The book is made even better by great pairing of Hudson Manhattan Rye on the rocks.

Eh, It’s Just a Little Blood

I looked down to read the next sentence and there it was: one big blob of blood, quickly soaking into the virginal white page and turning from a reflective dark red to a dull rust brown. No way was this coming out.  I quickly used a finger to swipe away that which was still pooling on the page and wiped my finger clean on my shirt.

And that’s when I saw more, streaking down the side of the book, touching the edge of every page, seeping in just enough that with every turn of a page promising white, there was an eye catching, creeping brown. And this all seems appropriate.

For the last few years I’ve owned Julia Child’s Mastering the Art of French Cooking.* I’ve read it a few times and flipped the pages casually dreaming of what I’d make but only now did I force myself to find a time slot just big enough to break it in with a classic:  beef bourguignon.  It just happened that flinging around some stew beef I got a bit sloppy.

With most books I’d be damned well pissed at myself for ruining them with carelessness. But with Juilia its alright; in the kitchen anything goes.
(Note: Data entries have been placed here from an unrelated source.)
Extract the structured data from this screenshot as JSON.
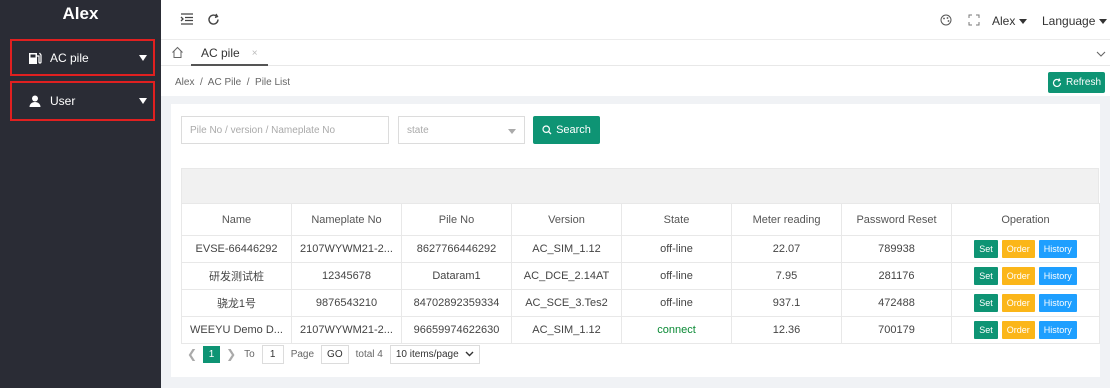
{
  "app": {
    "title": "Alex"
  },
  "sidebar": {
    "items": [
      {
        "label": "AC pile",
        "icon": "charging-pile-icon"
      },
      {
        "label": "User",
        "icon": "user-icon"
      }
    ]
  },
  "header": {
    "user_label": "Alex",
    "language_label": "Language"
  },
  "tabs": {
    "active_label": "AC pile",
    "close_glyph": "×"
  },
  "breadcrumb": {
    "text": "Alex  /  AC Pile  /  Pile List"
  },
  "toolbar": {
    "refresh_label": "Refresh"
  },
  "search": {
    "input_placeholder": "Pile No / version / Nameplate No",
    "input_value": "",
    "state_placeholder": "state",
    "button_label": "Search"
  },
  "table": {
    "columns": [
      "Name",
      "Nameplate No",
      "Pile No",
      "Version",
      "State",
      "Meter reading",
      "Password Reset",
      "Operation"
    ],
    "rows": [
      {
        "name": "EVSE-66446292",
        "nameplate": "2107WYWM21-2...",
        "pile_no": "8627766446292",
        "version": "AC_SIM_1.12",
        "state": "off-line",
        "meter": "22.07",
        "password": "789938"
      },
      {
        "name": "研发测试桩",
        "nameplate": "12345678",
        "pile_no": "Dataram1",
        "version": "AC_DCE_2.14AT",
        "state": "off-line",
        "meter": "7.95",
        "password": "281176"
      },
      {
        "name": "骁龙1号",
        "nameplate": "9876543210",
        "pile_no": "84702892359334",
        "version": "AC_SCE_3.Tes2",
        "state": "off-line",
        "meter": "937.1",
        "password": "472488"
      },
      {
        "name": "WEEYU Demo D...",
        "nameplate": "2107WYWM21-2...",
        "pile_no": "96659974622630",
        "version": "AC_SIM_1.12",
        "state": "connect",
        "meter": "12.36",
        "password": "700179"
      }
    ],
    "op_labels": {
      "set": "Set",
      "order": "Order",
      "history": "History"
    }
  },
  "pagination": {
    "current_page": "1",
    "to_label": "To",
    "goto_value": "1",
    "page_label": "Page",
    "go_label": "GO",
    "total_label": "total 4",
    "page_size_label": "10 items/page"
  },
  "colors": {
    "sidebar_bg": "#2a2c35",
    "accent": "#0e9474",
    "order": "#fbb619",
    "history": "#1e9fff",
    "connect": "#0a8a35",
    "highlight_border": "#e02020"
  }
}
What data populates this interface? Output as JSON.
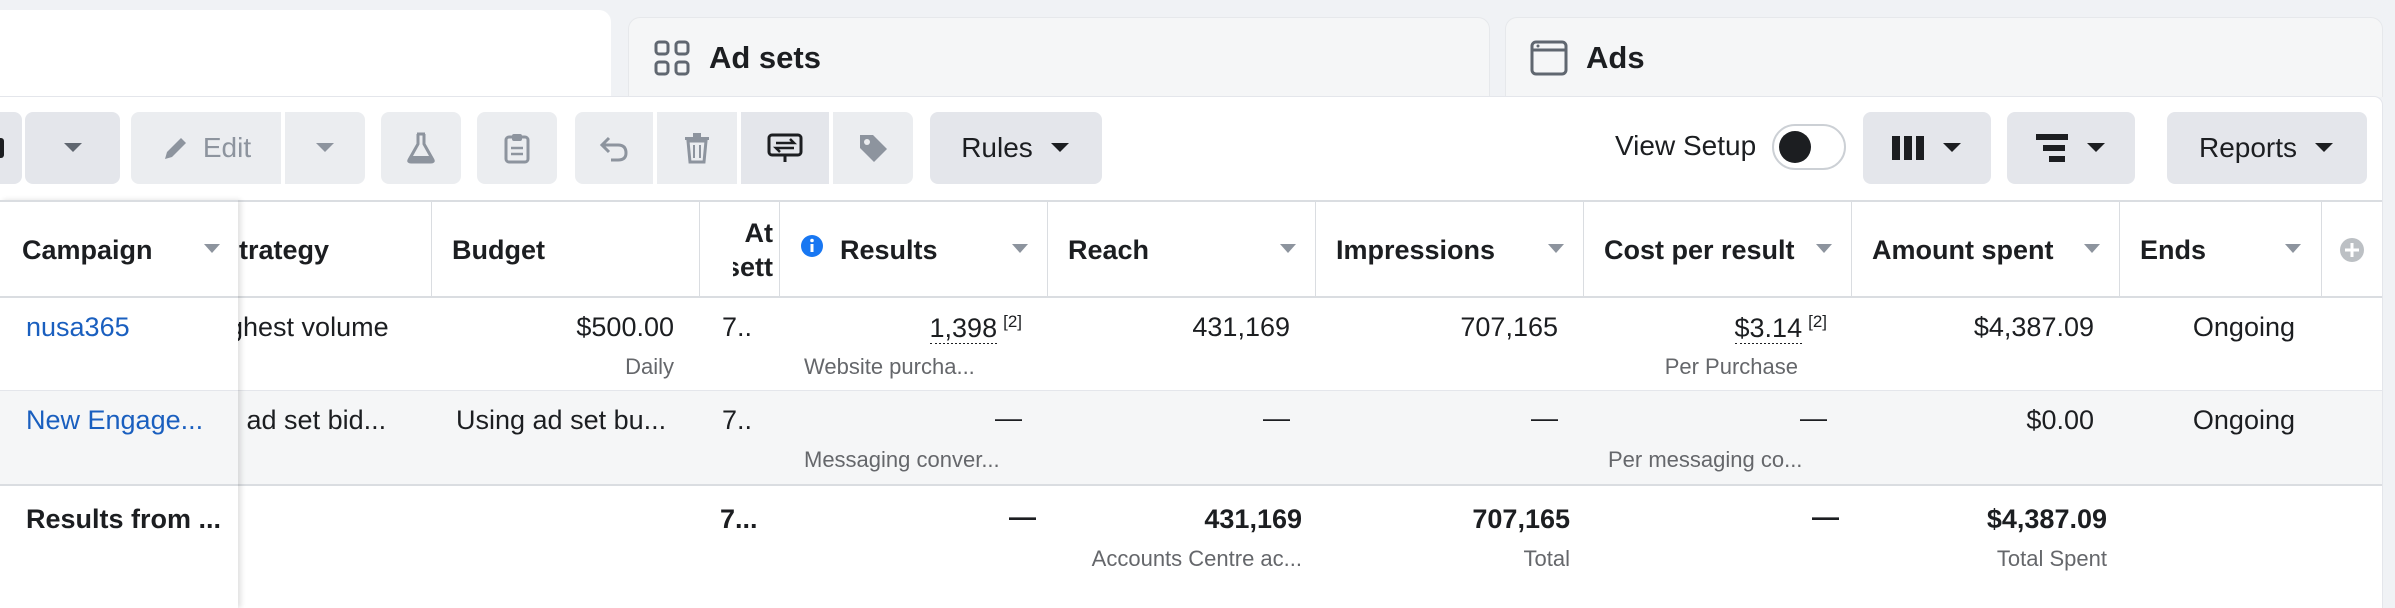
{
  "tabs": {
    "ad_sets": "Ad sets",
    "ads": "Ads"
  },
  "toolbar": {
    "edit_label": "Edit",
    "rules_label": "Rules",
    "view_setup_label": "View Setup",
    "view_setup_on": false,
    "reports_label": "Reports"
  },
  "columns": {
    "campaign": "Campaign",
    "bid_strategy": "strategy",
    "budget": "Budget",
    "attribution_line1": "At",
    "attribution_line2": "sett",
    "results": "Results",
    "reach": "Reach",
    "impressions": "Impressions",
    "cost_per_result": "Cost per result",
    "amount_spent": "Amount spent",
    "ends": "Ends"
  },
  "rows": [
    {
      "campaign": "nusa365",
      "bid_strategy": "ghest volume",
      "budget": "$500.00",
      "budget_sub": "Daily",
      "attribution": "7..",
      "results": "1,398",
      "results_fn": "[2]",
      "results_sub": "Website purcha...",
      "reach": "431,169",
      "impressions": "707,165",
      "cost_per_result": "$3.14",
      "cost_fn": "[2]",
      "cost_sub": "Per Purchase",
      "amount_spent": "$4,387.09",
      "ends": "Ongoing"
    },
    {
      "campaign": "New Engage...",
      "bid_strategy": "g ad set bid...",
      "budget": "Using ad set bu...",
      "attribution": "7..",
      "results": "—",
      "results_sub": "Messaging conver...",
      "reach": "—",
      "impressions": "—",
      "cost_per_result": "—",
      "cost_sub": "Per messaging co...",
      "amount_spent": "$0.00",
      "ends": "Ongoing"
    }
  ],
  "totals": {
    "campaign": "Results from ...",
    "attribution": "7...",
    "results": "—",
    "reach": "431,169",
    "reach_sub": "Accounts Centre ac...",
    "impressions": "707,165",
    "impressions_sub": "Total",
    "cost_per_result": "—",
    "amount_spent": "$4,387.09",
    "amount_spent_sub": "Total Spent"
  },
  "colors": {
    "link": "#1a5fbf",
    "info_icon": "#1877f2",
    "text": "#1c1e21",
    "muted": "#65676b"
  }
}
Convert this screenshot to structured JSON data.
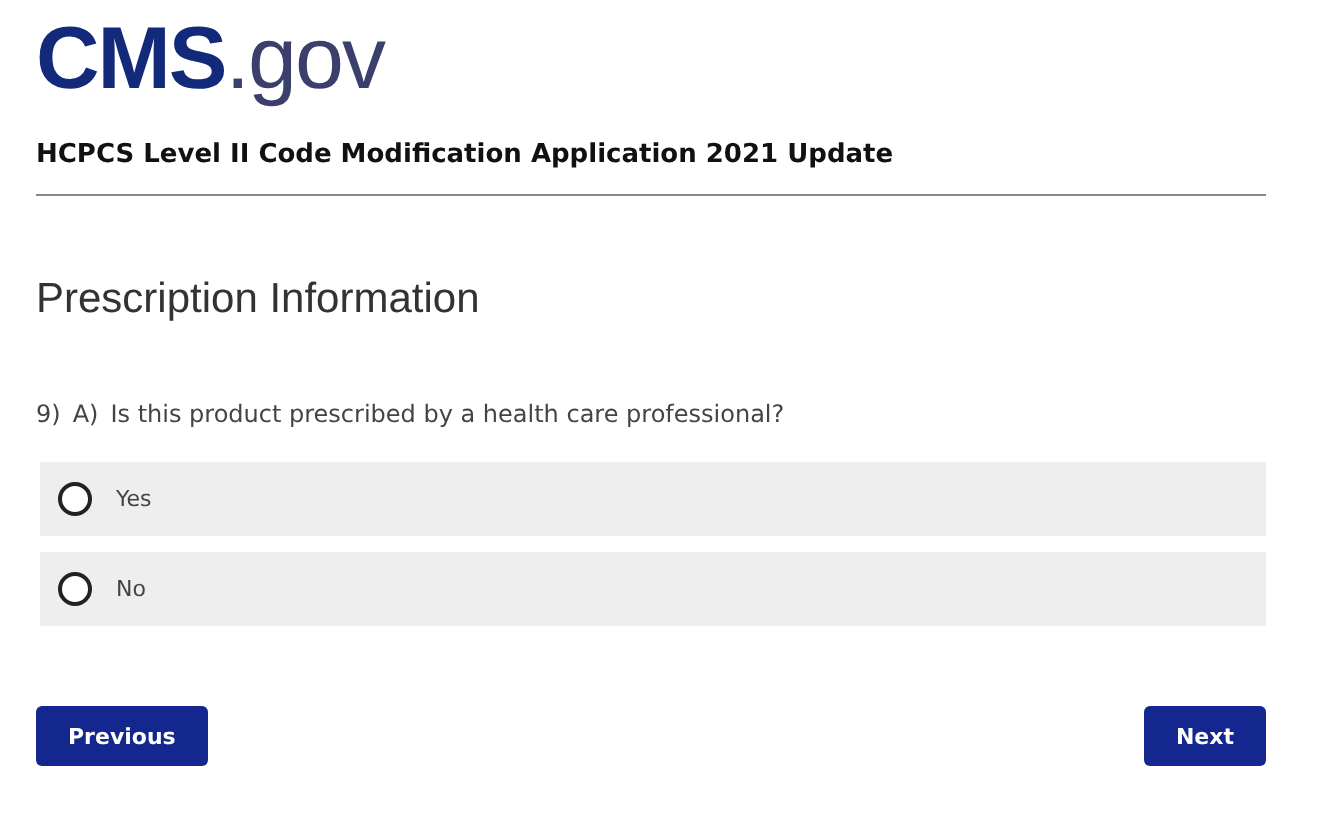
{
  "logo": {
    "strong": "CMS",
    "rest": ".gov"
  },
  "title": "HCPCS Level II Code Modification Application 2021 Update",
  "section_heading": "Prescription Information",
  "question": {
    "number": "9)",
    "part": "A)",
    "text": "Is this product prescribed by a health care professional?"
  },
  "options": [
    {
      "label": "Yes",
      "selected": false
    },
    {
      "label": "No",
      "selected": false
    }
  ],
  "buttons": {
    "previous": "Previous",
    "next": "Next"
  }
}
And a little baptism by blood never hurt a cookbook.

*I give mad props to myself for buying it before Julie and Julia became all the rage.  Follower? Nay! Trend setter, I am.